Galau rushed back to his longhouse and brought a jar—the jar that would become Puso’s. With the payment of this jar, he was able to proceed to Liruong Weang.

When he arrived, he heard a loud rushing sound coming from a large hole. Then he saw wasps trying to fly out. Quickly he set up his net and killed the wasps one by one by hitting them over the head with his knife. The pool was now safe for his men to fish in.

Now Galau had only five jars left, and nothing is known of whatever happened to them. It is suspected they became antu when Galau died, but who knows? However, the one jar that he had given to Sara La’eh was jealously guarded and became a symbol of power. When Sara La’eh and his wife died, it was passed down to their descendants and eventually was passed to Abon Matu, father of Puso Abon. This is the jar that is now in the Sarawak Museum.

The jar, tajau limai, meaning a very fine ancient jar, was prized by Punan, Kajang, and Sekapan people. Tom Harrisson wrote that he had heard of this famed jar when he was on the Oxford University Expedition in 1932. Perhaps he heard the story from Puso himself.

Legend has it that a hen was once spotted nearby the jar, but it disappeared when it flew over it! In another incident, a cat also mysteriously disappeared when it hopped into the mouth of the jar.

In 1963, Harrisson wrote that an almost identical jar might be found in Kota Belud. It is possible that a third jar is in the Sarawak Museum collection and referred to in a 1904 issue of the Sarawak Gazette, pages 211-212, but that has yet to be confirmed. We will save that story for another day. And so we have covered, briefly, the man and his jar in the photo. Things in the Sarawak Museum are not always what they seem…

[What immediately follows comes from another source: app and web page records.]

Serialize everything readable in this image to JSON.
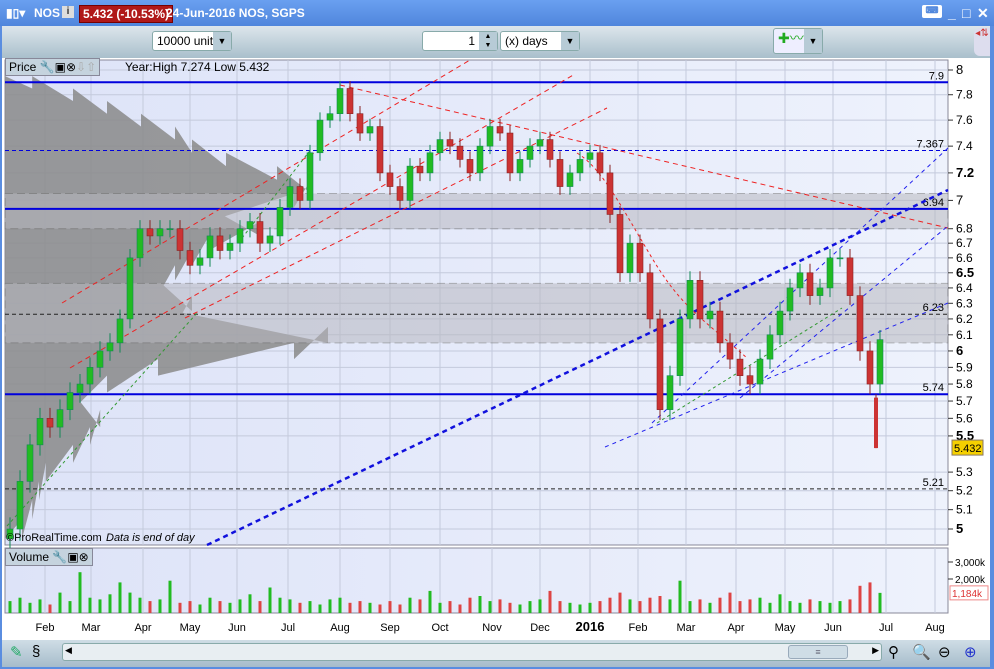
{
  "titlebar": {
    "ticker": "NOS",
    "price_change": "5.432 (-10.53%)",
    "date_name": "24-Jun-2016  NOS, SGPS",
    "info": "i"
  },
  "toolbar": {
    "units": "10000 units",
    "period_value": "1",
    "period_unit": "(x) days"
  },
  "price_panel": {
    "label": "Price",
    "year_info": "Year:High 7.274 Low 5.432",
    "copyright": "©ProRealTime.com",
    "note": "Data is end of day"
  },
  "volume_panel": {
    "label": "Volume"
  },
  "colors": {
    "up": "#22bb22",
    "down": "#cc3333",
    "level": "#0000dd",
    "bg": "#e6eafa"
  },
  "chart_data": {
    "type": "candlestick",
    "title": "NOS, SGPS",
    "sampling": "approx. weekly, Jan 2015 – 24 Jun 2016",
    "y_scale": "log",
    "ylim": [
      4.95,
      8.05
    ],
    "y_ticks": [
      "8",
      "7.8",
      "7.6",
      "7.4",
      "7.2",
      "7",
      "6.8",
      "6.7",
      "6.6",
      "6.5",
      "6.4",
      "6.3",
      "6.2",
      "6.1",
      "6",
      "5.9",
      "5.8",
      "5.7",
      "5.6",
      "5.5",
      "5.3",
      "5.2",
      "5.1",
      "5"
    ],
    "x_ticks": [
      "Feb",
      "Mar",
      "Apr",
      "May",
      "Jun",
      "Jul",
      "Aug",
      "Sep",
      "Oct",
      "Nov",
      "Dec",
      "2016",
      "Feb",
      "Mar",
      "Apr",
      "May",
      "Jun",
      "Jul",
      "Aug"
    ],
    "closes": [
      5.0,
      5.25,
      5.45,
      5.6,
      5.55,
      5.65,
      5.75,
      5.8,
      5.9,
      6.0,
      6.05,
      6.2,
      6.6,
      6.8,
      6.75,
      6.8,
      6.8,
      6.65,
      6.55,
      6.6,
      6.75,
      6.65,
      6.7,
      6.8,
      6.85,
      6.7,
      6.75,
      6.95,
      7.1,
      7.0,
      7.35,
      7.6,
      7.65,
      7.85,
      7.65,
      7.5,
      7.55,
      7.2,
      7.1,
      7.0,
      7.25,
      7.2,
      7.35,
      7.45,
      7.4,
      7.3,
      7.2,
      7.4,
      7.55,
      7.5,
      7.2,
      7.3,
      7.4,
      7.45,
      7.3,
      7.1,
      7.2,
      7.3,
      7.35,
      7.2,
      6.9,
      6.5,
      6.7,
      6.5,
      6.2,
      5.65,
      5.85,
      6.2,
      6.45,
      6.2,
      6.25,
      6.05,
      5.95,
      5.85,
      5.8,
      5.95,
      6.1,
      6.25,
      6.4,
      6.5,
      6.35,
      6.4,
      6.6,
      6.6,
      6.35,
      6.0,
      5.8,
      6.07
    ],
    "last_candle": {
      "open": 5.72,
      "high": 5.74,
      "low": 5.432,
      "close": 5.432
    },
    "last_price": "5.432",
    "levels": [
      {
        "value": 7.9,
        "label": "7.9",
        "style": "solid"
      },
      {
        "value": 7.367,
        "label": "7.367",
        "style": "dashed"
      },
      {
        "value": 6.94,
        "label": "6.94",
        "style": "solid"
      },
      {
        "value": 6.23,
        "label": "6.23",
        "style": "dashed-black"
      },
      {
        "value": 5.74,
        "label": "5.74",
        "style": "solid"
      },
      {
        "value": 5.21,
        "label": "5.21",
        "style": "dashed-black"
      }
    ],
    "zones": [
      [
        6.8,
        7.05
      ],
      [
        6.05,
        6.43
      ]
    ],
    "volume_profile": {
      "prices": [
        5.0,
        5.1,
        5.2,
        5.3,
        5.4,
        5.5,
        5.6,
        5.7,
        5.8,
        5.9,
        6.0,
        6.1,
        6.2,
        6.3,
        6.4,
        6.5,
        6.6,
        6.7,
        6.8,
        6.9,
        7.0,
        7.1,
        7.2,
        7.3,
        7.4,
        7.5,
        7.6,
        7.7,
        7.8,
        7.9
      ],
      "relative": [
        0.05,
        0.08,
        0.1,
        0.12,
        0.2,
        0.25,
        0.28,
        0.2,
        0.3,
        0.45,
        0.85,
        0.95,
        0.5,
        0.55,
        0.45,
        0.5,
        0.55,
        0.6,
        0.75,
        0.6,
        0.85,
        0.9,
        0.8,
        0.65,
        0.55,
        0.5,
        0.4,
        0.3,
        0.2,
        0.08
      ]
    },
    "volume": {
      "unit": "k",
      "ticks": [
        "3,000k",
        "2,000k"
      ],
      "last": "1,184k",
      "values": [
        700,
        900,
        600,
        800,
        500,
        1200,
        700,
        2400,
        900,
        800,
        1100,
        1800,
        1200,
        900,
        700,
        800,
        1900,
        600,
        700,
        500,
        900,
        700,
        600,
        800,
        1100,
        700,
        1500,
        900,
        800,
        600,
        700,
        500,
        800,
        900,
        600,
        700,
        600,
        500,
        700,
        500,
        900,
        800,
        1300,
        600,
        700,
        500,
        900,
        1000,
        700,
        800,
        600,
        500,
        700,
        800,
        1300,
        700,
        600,
        500,
        600,
        700,
        900,
        1200,
        800,
        700,
        900,
        1000,
        800,
        1900,
        700,
        800,
        600,
        900,
        1200,
        700,
        800,
        900,
        600,
        1100,
        700,
        600,
        800,
        700,
        600,
        700,
        800,
        1600,
        1800,
        1184
      ]
    }
  }
}
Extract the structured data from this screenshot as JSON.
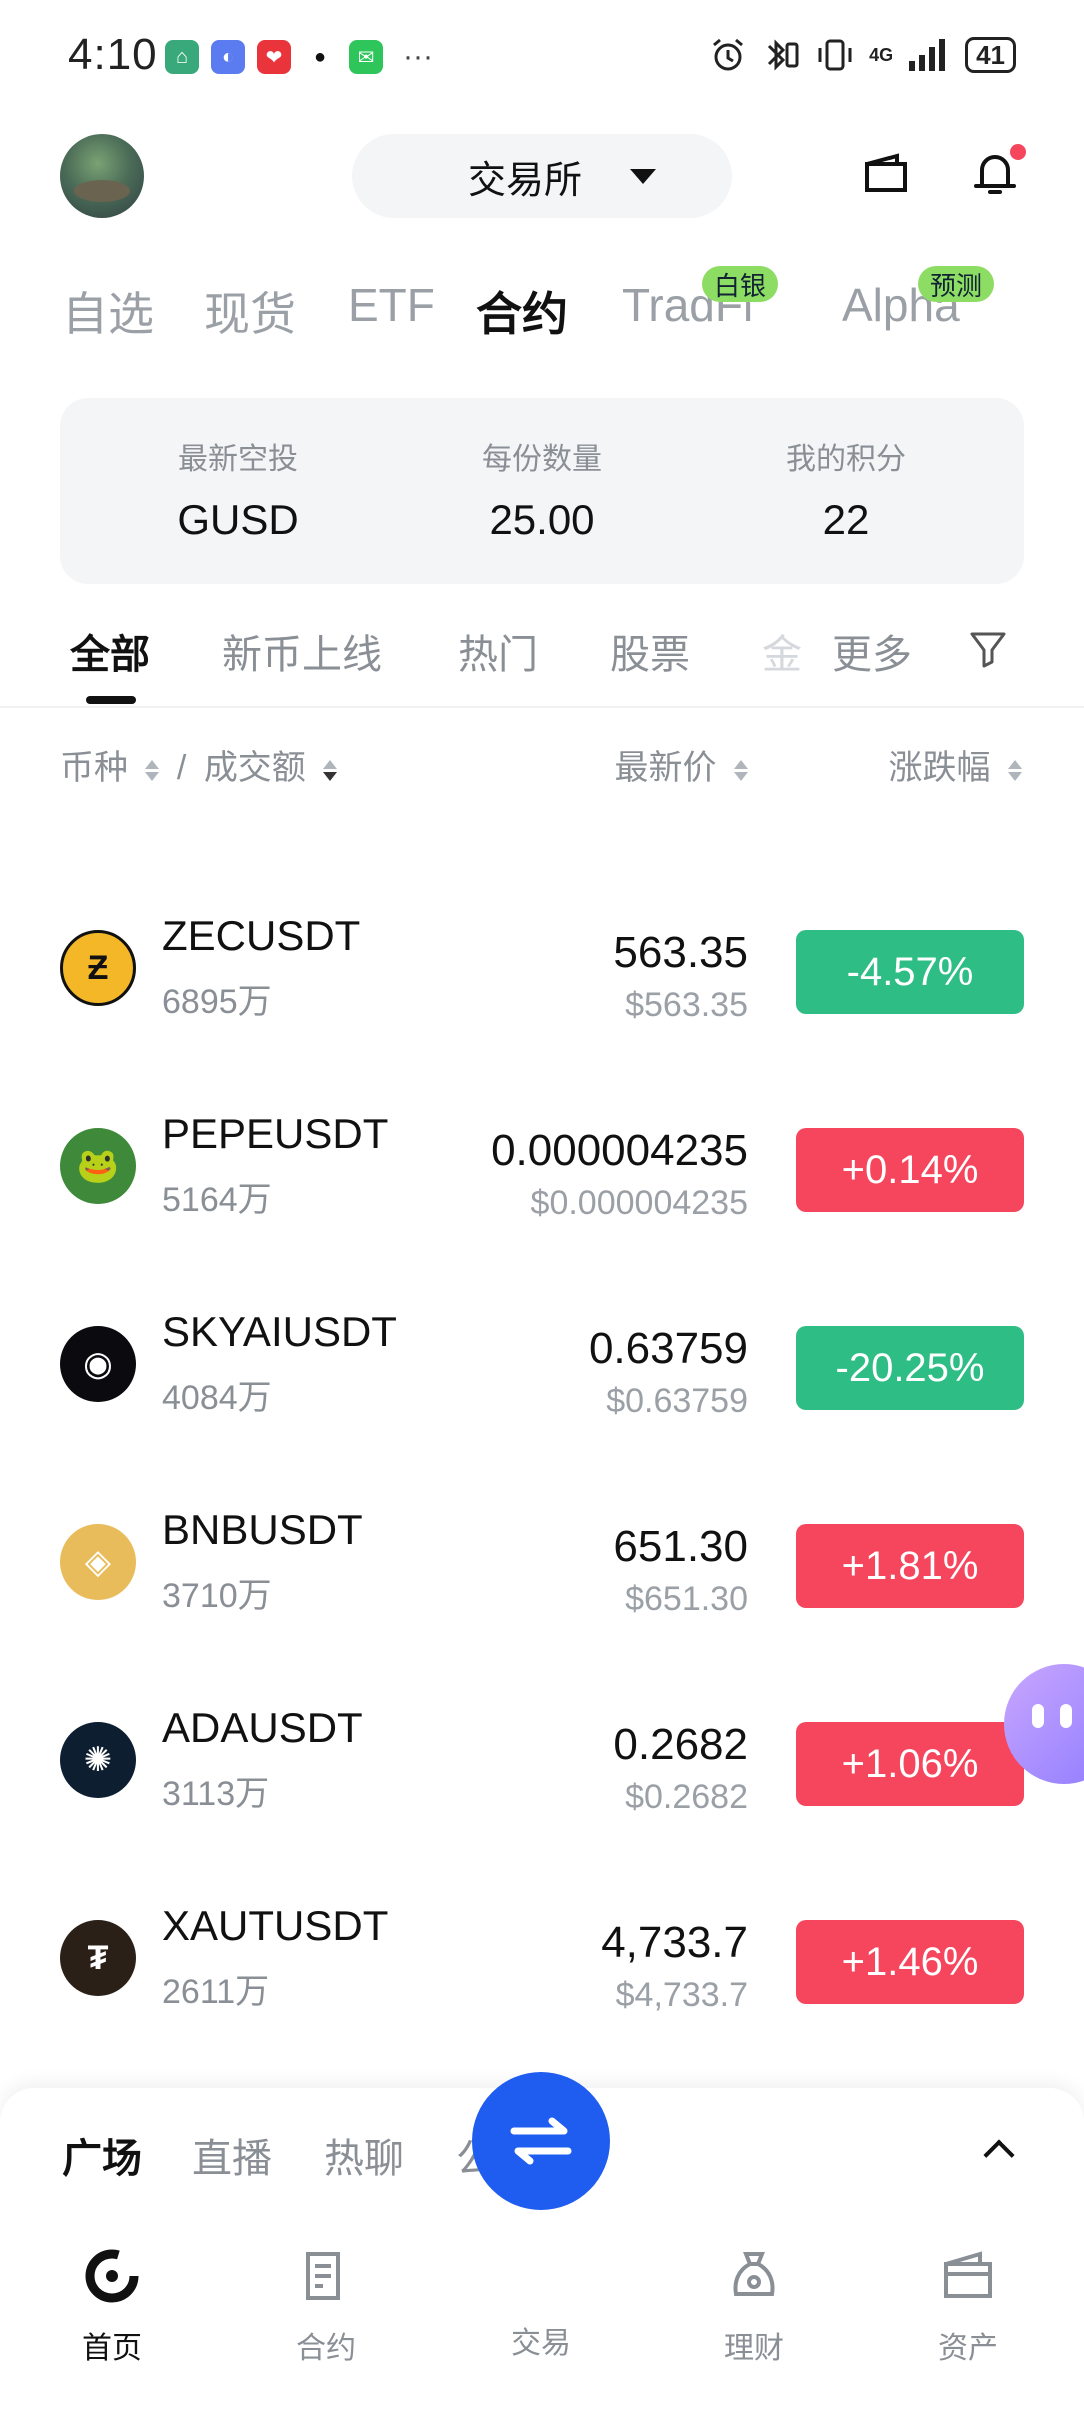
{
  "status_bar": {
    "time": "4:10",
    "network": "4G",
    "battery": "41"
  },
  "header": {
    "exchange_label": "交易所"
  },
  "category_tabs": [
    {
      "label": "自选"
    },
    {
      "label": "现货"
    },
    {
      "label": "ETF"
    },
    {
      "label": "合约",
      "active": true
    },
    {
      "label": "TradFi",
      "badge": "白银"
    },
    {
      "label": "Alpha",
      "badge": "预测"
    }
  ],
  "airdrop": [
    {
      "label": "最新空投",
      "value": "GUSD"
    },
    {
      "label": "每份数量",
      "value": "25.00"
    },
    {
      "label": "我的积分",
      "value": "22"
    }
  ],
  "sub_tabs": [
    {
      "label": "全部",
      "active": true
    },
    {
      "label": "新币上线"
    },
    {
      "label": "热门"
    },
    {
      "label": "股票"
    },
    {
      "label": "金"
    },
    {
      "label": "更多"
    }
  ],
  "list_header": {
    "coin": "币种",
    "separator": "/",
    "volume": "成交额",
    "price": "最新价",
    "change": "涨跌幅"
  },
  "rows": [
    {
      "symbol": "ZECUSDT",
      "volume": "6895万",
      "price": "563.35",
      "usd": "$563.35",
      "change": "-4.57%",
      "dir": "down",
      "icon_color": "#f4b728",
      "icon_glyph": "Ƶ"
    },
    {
      "symbol": "PEPEUSDT",
      "volume": "5164万",
      "price": "0.000004235",
      "usd": "$0.000004235",
      "change": "+0.14%",
      "dir": "up",
      "icon_color": "#3f8a3a",
      "icon_glyph": "🐸"
    },
    {
      "symbol": "SKYAIUSDT",
      "volume": "4084万",
      "price": "0.63759",
      "usd": "$0.63759",
      "change": "-20.25%",
      "dir": "down",
      "icon_color": "#0b0b0f",
      "icon_glyph": "◉"
    },
    {
      "symbol": "BNBUSDT",
      "volume": "3710万",
      "price": "651.30",
      "usd": "$651.30",
      "change": "+1.81%",
      "dir": "up",
      "icon_color": "#e8bc5a",
      "icon_glyph": "◈"
    },
    {
      "symbol": "ADAUSDT",
      "volume": "3113万",
      "price": "0.2682",
      "usd": "$0.2682",
      "change": "+1.06%",
      "dir": "up",
      "icon_color": "#0d1e30",
      "icon_glyph": "✺"
    },
    {
      "symbol": "XAUTUSDT",
      "volume": "2611万",
      "price": "4,733.7",
      "usd": "$4,733.7",
      "change": "+1.46%",
      "dir": "up",
      "icon_color": "#2a2018",
      "icon_glyph": "₮"
    }
  ],
  "feed_tabs": [
    {
      "label": "广场",
      "active": true
    },
    {
      "label": "直播"
    },
    {
      "label": "热聊"
    },
    {
      "label": "公告"
    }
  ],
  "bottom_nav": [
    {
      "label": "首页",
      "icon": "home-icon",
      "active": true
    },
    {
      "label": "合约",
      "icon": "contract-icon"
    },
    {
      "label": "交易",
      "icon": "swap-icon"
    },
    {
      "label": "理财",
      "icon": "earn-icon"
    },
    {
      "label": "资产",
      "icon": "wallet-icon"
    }
  ],
  "colors": {
    "up": "#f6465d",
    "down": "#2ebd85",
    "accent": "#1f5df0",
    "badge": "#8ddc64"
  }
}
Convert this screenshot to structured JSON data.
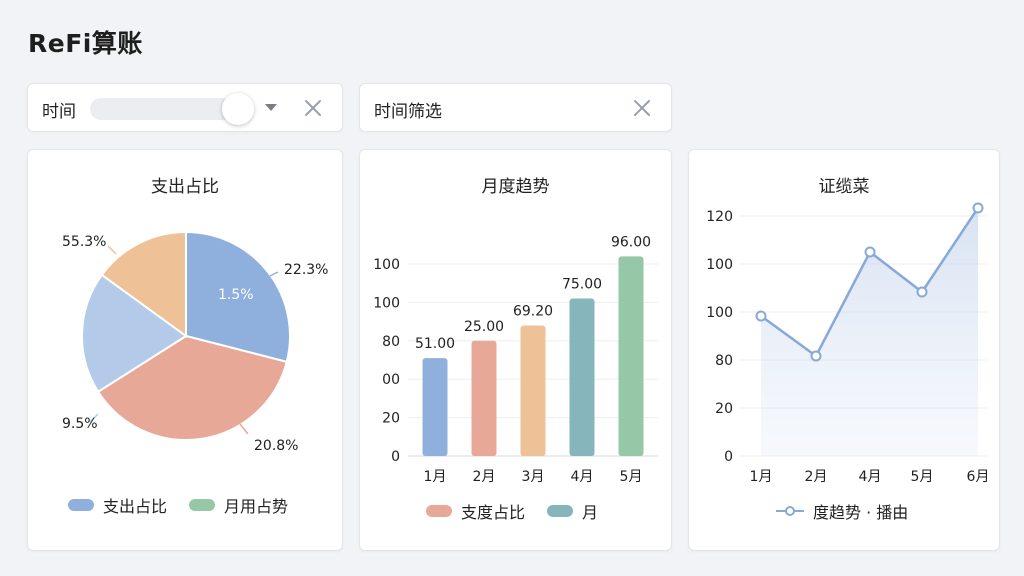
{
  "app": {
    "title": "ReFi算账"
  },
  "filters": [
    {
      "label": "时间"
    },
    {
      "label": "时间筛选"
    }
  ],
  "colors": {
    "blue": "#8fb0dc",
    "salmon": "#e8a898",
    "peach": "#efc197",
    "lightblue": "#b3cbe8",
    "teal": "#86b5bc",
    "green": "#96c8a8",
    "line": "#86a9d8"
  },
  "chart_data": [
    {
      "type": "pie",
      "title": "支出占比",
      "slices": [
        {
          "label": "22.3%",
          "value": 29,
          "color": "#8fb0dc"
        },
        {
          "label": "20.8%",
          "value": 37,
          "color": "#e8a898"
        },
        {
          "label": "9.5%",
          "value": 19,
          "color": "#b3cbe8"
        },
        {
          "label": "55.3%",
          "value": 15,
          "color": "#efc197"
        }
      ],
      "inner_label": "1.5%",
      "legend": [
        {
          "label": "支出占比",
          "color": "#8fb0dc"
        },
        {
          "label": "月用占势",
          "color": "#96c8a8"
        }
      ]
    },
    {
      "type": "bar",
      "title": "月度趋势",
      "categories": [
        "1月",
        "2月",
        "3月",
        "4月",
        "5月"
      ],
      "values": [
        51,
        60,
        68,
        82,
        104
      ],
      "value_labels": [
        "51.00",
        "25.00",
        "69.20",
        "75.00",
        "96.00"
      ],
      "colors": [
        "#8fb0dc",
        "#e8a898",
        "#efc197",
        "#86b5bc",
        "#96c8a8"
      ],
      "yticks": [
        0,
        20,
        40,
        60,
        80,
        100
      ],
      "ytick_labels": [
        "0",
        "20",
        "00",
        "80",
        "100",
        "100"
      ],
      "ylim": [
        0,
        100
      ],
      "legend": [
        {
          "label": "支度占比",
          "color": "#e8a898"
        },
        {
          "label": "月",
          "color": "#86b5bc"
        }
      ]
    },
    {
      "type": "line",
      "title": "证缆菜",
      "categories": [
        "1月",
        "2月",
        "4月",
        "5月",
        "6月"
      ],
      "values": [
        70,
        50,
        102,
        82,
        124
      ],
      "ytick_labels": [
        "0",
        "20",
        "80",
        "100",
        "100",
        "120"
      ],
      "ylim": [
        0,
        120
      ],
      "legend": [
        {
          "label": "度趋势 · 播由",
          "color": "#86a9d8"
        }
      ]
    }
  ]
}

Figure 2: Puso’s jar on Level 5 of the Borneo Cultures Museum.
Artefact no. 63/445
Height 73.1 cm
Period: Vietnamese late 16th-17th centuries (Lê-Mac Dynasty)
According to the late Datuk Lucas Chin, former director of the Sarawak Museum, “This jar is believed to possess the power of foretelling future events and the power of summoning spirits through the sound it emits when struck.”

Calvin Agau Jemarang is a blogger, journalist, and avid reader of the history of Sarawak’s minorities.

Louise Macul is a doctoral researcher, School of Museum Studies, University of Leicester and FoSM member. She enjoys discovering the connections between people and the objects in museums.

“Heritage Snippets of Sarawak” is a fortnightly column.

— DayakDaily